I absolutely love it when my husband helps the kids with their breakfast in the mornings. (Breakfast in the mornings might sound a little redundant, but we had a wild card dinner tonight where everyone got to choose whatever leftovers, PBJ, or randomness that is easy and both kids chose cereal.) Weekends we share children-breakfast responsibilities, which usually includes one family breakfast out per weekend. But during the week breakfast has fallen on me more days, weeks, months, years than not.
Lately my husband has really picked up his game and is helping at least once or twice during the week too. I love it. But I can’t watch.
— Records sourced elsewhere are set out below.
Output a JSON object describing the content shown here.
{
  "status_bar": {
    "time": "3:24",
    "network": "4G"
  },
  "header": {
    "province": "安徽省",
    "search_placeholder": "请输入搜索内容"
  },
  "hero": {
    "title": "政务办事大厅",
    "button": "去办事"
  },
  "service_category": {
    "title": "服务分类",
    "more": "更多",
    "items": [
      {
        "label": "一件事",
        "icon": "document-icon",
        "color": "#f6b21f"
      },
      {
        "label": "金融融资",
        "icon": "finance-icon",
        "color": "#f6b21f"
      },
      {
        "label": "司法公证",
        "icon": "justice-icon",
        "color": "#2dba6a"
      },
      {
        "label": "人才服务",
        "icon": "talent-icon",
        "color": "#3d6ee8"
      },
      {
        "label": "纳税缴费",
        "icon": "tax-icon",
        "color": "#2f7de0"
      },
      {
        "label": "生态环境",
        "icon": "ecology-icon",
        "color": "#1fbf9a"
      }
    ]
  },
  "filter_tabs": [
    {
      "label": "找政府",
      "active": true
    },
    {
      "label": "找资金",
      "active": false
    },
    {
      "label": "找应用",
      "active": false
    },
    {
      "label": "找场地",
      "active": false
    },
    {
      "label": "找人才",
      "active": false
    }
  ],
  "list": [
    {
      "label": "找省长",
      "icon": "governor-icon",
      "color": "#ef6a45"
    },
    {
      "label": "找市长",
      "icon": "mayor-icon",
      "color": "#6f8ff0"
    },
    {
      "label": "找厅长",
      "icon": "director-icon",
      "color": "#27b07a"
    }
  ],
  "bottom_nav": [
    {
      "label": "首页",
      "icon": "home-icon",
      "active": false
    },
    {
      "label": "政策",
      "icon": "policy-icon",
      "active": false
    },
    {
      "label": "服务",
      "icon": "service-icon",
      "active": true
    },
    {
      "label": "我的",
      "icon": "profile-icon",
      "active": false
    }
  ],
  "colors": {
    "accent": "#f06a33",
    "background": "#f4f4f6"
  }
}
Maybe it’s because I have been doing it for so long, but I have ways. I know how much cereal each child will probably eat, depending on what type they picked, how much dinner they ate yesterday, the look in their eye, the size of the moon… I don’t know. I just know.
It pains me to see him pour HUGE bowls of cereal and fill them to the brim with milk. I see dollars getting flushed right before my eyes. I see extra trips to the grocery. I see waste. I remind myself he is helping and I bite my tongue. I appreciate the help.
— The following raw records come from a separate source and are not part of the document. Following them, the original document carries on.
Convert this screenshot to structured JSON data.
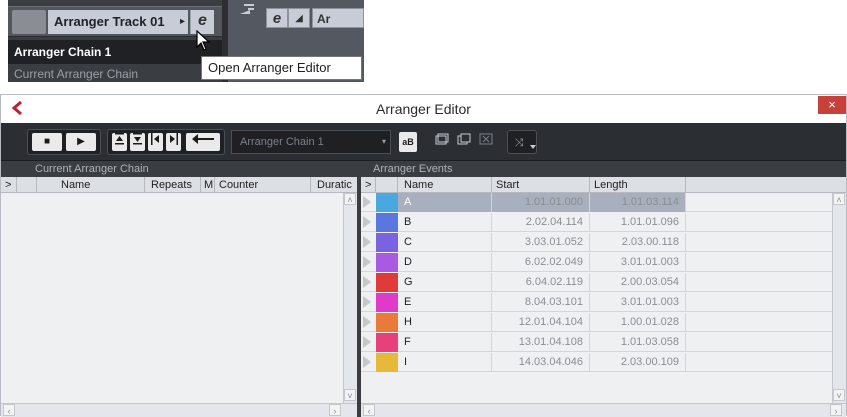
{
  "inset": {
    "track_name": "Arranger Track 01",
    "track_expand_arrow": "▸",
    "edit_glyph": "e",
    "chain_name": "Arranger Chain 1",
    "current_chain_label": "Current Arranger Chain",
    "ruler_btn_edit": "e",
    "ruler_btn_flag": "◢",
    "ruler_btn_partial": "Ar",
    "tooltip": "Open Arranger Editor"
  },
  "window": {
    "title": "Arranger Editor",
    "close_glyph": "×",
    "app_icon": "cubase-icon"
  },
  "toolbar": {
    "stop_glyph": "■",
    "play_glyph": "▶",
    "nav_first_glyph": "⏶",
    "nav_prev_glyph": "⏷",
    "nav_next_glyph": "⏴",
    "nav_last_glyph": "⏵",
    "back_glyph": "↩",
    "chain_select_value": "Arranger Chain 1",
    "chain_select_arrow": "▾",
    "chain_btn_glyph": "aB",
    "chain_new_glyph": "□",
    "chain_dup_glyph": "⧉",
    "chain_del_glyph": "⊠",
    "flatten_glyph": "⤨"
  },
  "left_pane": {
    "title": "Current Arranger Chain",
    "columns": [
      "Name",
      "Repeats",
      "M",
      "Counter",
      "Duratic"
    ],
    "expand_glyph": ">"
  },
  "right_pane": {
    "title": "Arranger Events",
    "columns": [
      "Name",
      "Start",
      "Length"
    ],
    "expand_glyph": ">",
    "events": [
      {
        "name": "A",
        "start": "1.01.01.000",
        "length": "1.01.03.114",
        "color": "#4aa8e0",
        "selected": true
      },
      {
        "name": "B",
        "start": "2.02.04.114",
        "length": "1.01.01.096",
        "color": "#5c76e0",
        "selected": false
      },
      {
        "name": "C",
        "start": "3.03.01.052",
        "length": "2.03.00.118",
        "color": "#7a62e0",
        "selected": false
      },
      {
        "name": "D",
        "start": "6.02.02.049",
        "length": "3.01.01.003",
        "color": "#a85ae0",
        "selected": false
      },
      {
        "name": "G",
        "start": "6.04.02.119",
        "length": "2.00.03.054",
        "color": "#e03a3a",
        "selected": false
      },
      {
        "name": "E",
        "start": "8.04.03.101",
        "length": "3.01.01.003",
        "color": "#e03ac8",
        "selected": false
      },
      {
        "name": "H",
        "start": "12.01.04.104",
        "length": "1.00.01.028",
        "color": "#e87a3a",
        "selected": false
      },
      {
        "name": "F",
        "start": "13.01.04.108",
        "length": "1.01.03.058",
        "color": "#e8407a",
        "selected": false
      },
      {
        "name": "I",
        "start": "14.03.04.046",
        "length": "2.03.00.109",
        "color": "#e8b83a",
        "selected": false
      }
    ]
  },
  "scroll": {
    "up": "˄",
    "down": "˅",
    "left": "‹",
    "right": "›"
  }
}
This morning was oatmeal morning. I heard discussion between the husband and Maggie as to how many packets she wanted. Whaa? How many? I’m sorry, that is not an option we give the children. I mean, that is not an option I give the children. I tried to find something to busy myself with. I started making their lunches.
Then I saw the amount of milk that was going into each bowl. WAAAYYY too much. I remember my mother-in-law’s husband saying just last week there are two schools of thought on oatmeal. Half the world likes it soupy and the other half likes the spoon to stick in it. My husband, though oatmeal doesn’t pass his lips, apparently thinks soupy is best. Guess how I eat it? Spoon up, thanks.
I decided to speak up as tactfully as I could. Remember now, I appreciate this help. Remember now, this is me talking and I have my ways of doing things. (And by gum, they are my ways because I have tried various other ways and found this to be the best way – that’s how they get to be called “my way.”)
I peeked over his shoulder and said “Sometimes I use a little less milk to cook it with and then add a little milk after to cool it faster.”
At which time Maggie pipes up.
“You guys just make it different. Different is OK. It’s just different. He makes it one way and you make it another way. They are both good even though they aren’t the same,” she said.
I stand corrected. I learn something every day from my children. My way is my way and maybe it’s not the best way. I’m trying to let go. As long as the children eat and everyone is happy who am I to complain? Of course, it took longer to cool and Nicholas doesn’t like hot food to the point that if he tries it too soon and it is hot he might not eat it again until the next time we serve it. But, today all things breakfast worked out just fine. And I appreciate that.
(… my way is still totally the best way.)